What the task requires: For each line below that contains the word "category", make a copy.

====== Excerpted records ======

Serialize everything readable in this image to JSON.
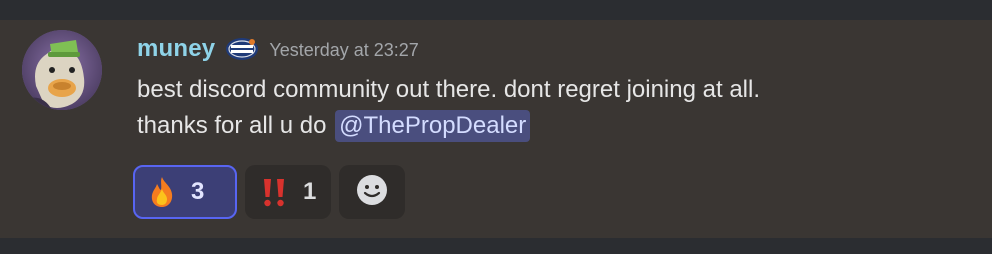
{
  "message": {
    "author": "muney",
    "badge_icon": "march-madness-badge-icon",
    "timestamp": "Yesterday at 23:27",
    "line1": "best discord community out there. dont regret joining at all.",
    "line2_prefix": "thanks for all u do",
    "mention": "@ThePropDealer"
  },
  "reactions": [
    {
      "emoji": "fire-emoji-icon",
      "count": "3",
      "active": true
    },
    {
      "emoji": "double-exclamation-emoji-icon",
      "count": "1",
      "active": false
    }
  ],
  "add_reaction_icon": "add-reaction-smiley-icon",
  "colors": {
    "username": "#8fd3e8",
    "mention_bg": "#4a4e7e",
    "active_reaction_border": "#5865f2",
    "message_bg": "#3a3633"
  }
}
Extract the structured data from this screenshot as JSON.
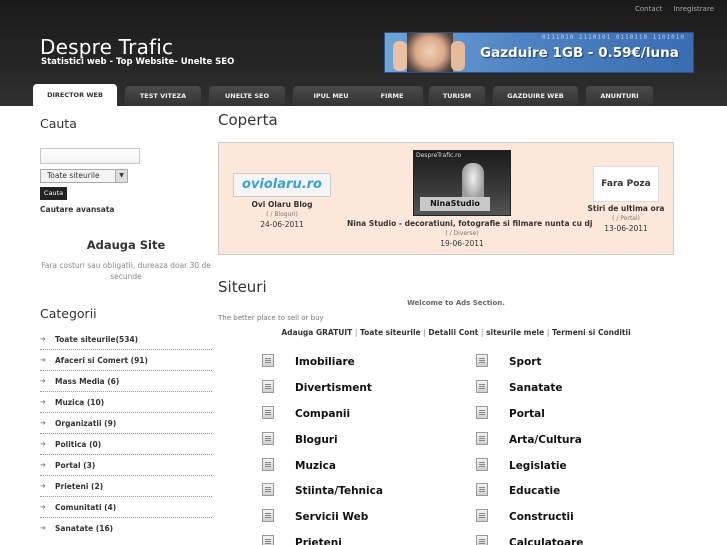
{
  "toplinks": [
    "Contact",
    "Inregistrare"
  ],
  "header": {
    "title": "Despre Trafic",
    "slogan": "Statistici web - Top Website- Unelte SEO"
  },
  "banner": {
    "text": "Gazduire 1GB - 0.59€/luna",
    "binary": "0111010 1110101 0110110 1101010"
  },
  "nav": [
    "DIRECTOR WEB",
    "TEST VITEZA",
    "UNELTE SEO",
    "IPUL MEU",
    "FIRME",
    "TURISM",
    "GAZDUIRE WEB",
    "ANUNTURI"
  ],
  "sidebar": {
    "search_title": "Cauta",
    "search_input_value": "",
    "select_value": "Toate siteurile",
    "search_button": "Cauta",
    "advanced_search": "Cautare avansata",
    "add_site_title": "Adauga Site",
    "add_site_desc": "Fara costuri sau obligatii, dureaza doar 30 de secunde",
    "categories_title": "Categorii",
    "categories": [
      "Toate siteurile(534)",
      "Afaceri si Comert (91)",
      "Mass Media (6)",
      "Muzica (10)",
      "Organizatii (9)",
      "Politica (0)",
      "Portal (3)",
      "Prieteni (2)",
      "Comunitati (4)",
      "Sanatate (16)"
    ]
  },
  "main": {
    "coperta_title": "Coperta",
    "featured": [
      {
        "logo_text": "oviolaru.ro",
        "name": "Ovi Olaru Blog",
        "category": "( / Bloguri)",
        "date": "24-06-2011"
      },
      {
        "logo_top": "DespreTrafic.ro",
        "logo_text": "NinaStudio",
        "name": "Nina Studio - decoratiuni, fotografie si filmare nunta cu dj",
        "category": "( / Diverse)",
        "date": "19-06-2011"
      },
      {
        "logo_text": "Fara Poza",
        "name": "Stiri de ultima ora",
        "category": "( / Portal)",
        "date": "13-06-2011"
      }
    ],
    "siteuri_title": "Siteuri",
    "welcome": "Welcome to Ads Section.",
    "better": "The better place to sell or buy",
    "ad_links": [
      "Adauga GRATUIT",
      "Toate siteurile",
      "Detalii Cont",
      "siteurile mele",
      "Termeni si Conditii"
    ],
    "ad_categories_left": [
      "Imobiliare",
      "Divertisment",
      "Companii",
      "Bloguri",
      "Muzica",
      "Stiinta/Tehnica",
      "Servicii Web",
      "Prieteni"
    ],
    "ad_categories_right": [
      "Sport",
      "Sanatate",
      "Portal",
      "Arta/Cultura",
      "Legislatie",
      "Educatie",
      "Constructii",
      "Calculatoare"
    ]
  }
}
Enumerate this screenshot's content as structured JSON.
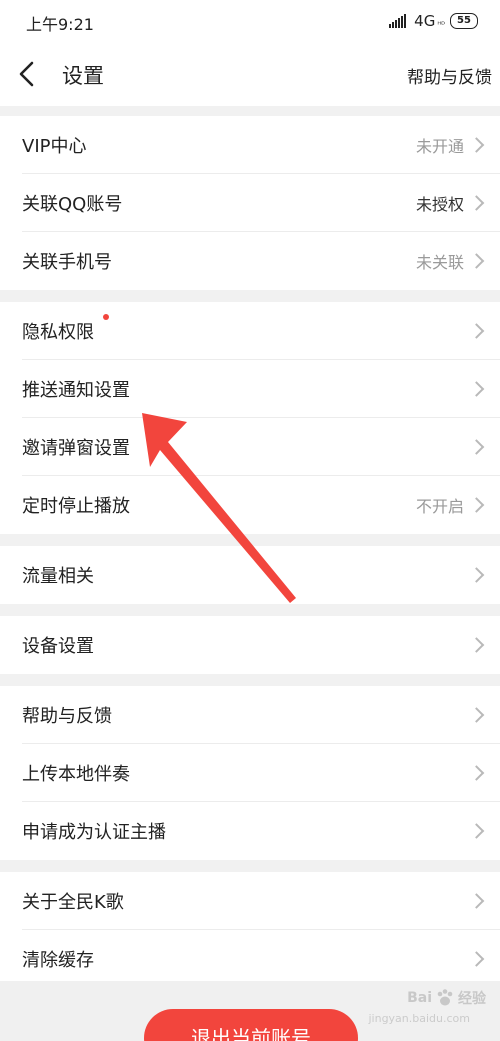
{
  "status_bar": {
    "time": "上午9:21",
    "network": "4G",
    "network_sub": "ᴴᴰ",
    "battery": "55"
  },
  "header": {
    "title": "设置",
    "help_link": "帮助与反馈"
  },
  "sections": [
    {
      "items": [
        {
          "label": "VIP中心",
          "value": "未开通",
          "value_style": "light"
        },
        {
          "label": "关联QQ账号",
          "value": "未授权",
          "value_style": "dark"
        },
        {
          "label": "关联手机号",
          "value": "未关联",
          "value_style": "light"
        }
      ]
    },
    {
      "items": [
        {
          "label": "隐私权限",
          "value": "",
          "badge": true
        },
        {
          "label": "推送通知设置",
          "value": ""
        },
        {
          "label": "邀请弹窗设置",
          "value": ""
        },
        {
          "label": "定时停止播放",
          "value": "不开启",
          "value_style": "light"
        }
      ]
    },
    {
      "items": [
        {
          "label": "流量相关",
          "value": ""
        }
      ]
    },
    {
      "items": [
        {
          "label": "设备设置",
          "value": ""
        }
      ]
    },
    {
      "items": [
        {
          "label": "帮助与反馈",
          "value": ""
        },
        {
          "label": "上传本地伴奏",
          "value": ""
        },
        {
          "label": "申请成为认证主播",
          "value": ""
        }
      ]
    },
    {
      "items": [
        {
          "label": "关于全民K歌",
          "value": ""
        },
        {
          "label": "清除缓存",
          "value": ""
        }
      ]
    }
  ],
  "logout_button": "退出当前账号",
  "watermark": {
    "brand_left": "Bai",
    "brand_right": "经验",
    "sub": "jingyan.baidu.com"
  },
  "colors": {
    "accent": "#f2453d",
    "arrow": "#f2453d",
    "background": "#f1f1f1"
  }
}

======

Solved exercise:
        "category": "( / Bloguri)",
        "category": "( / Diverse)",
        "category": "( / Portal)",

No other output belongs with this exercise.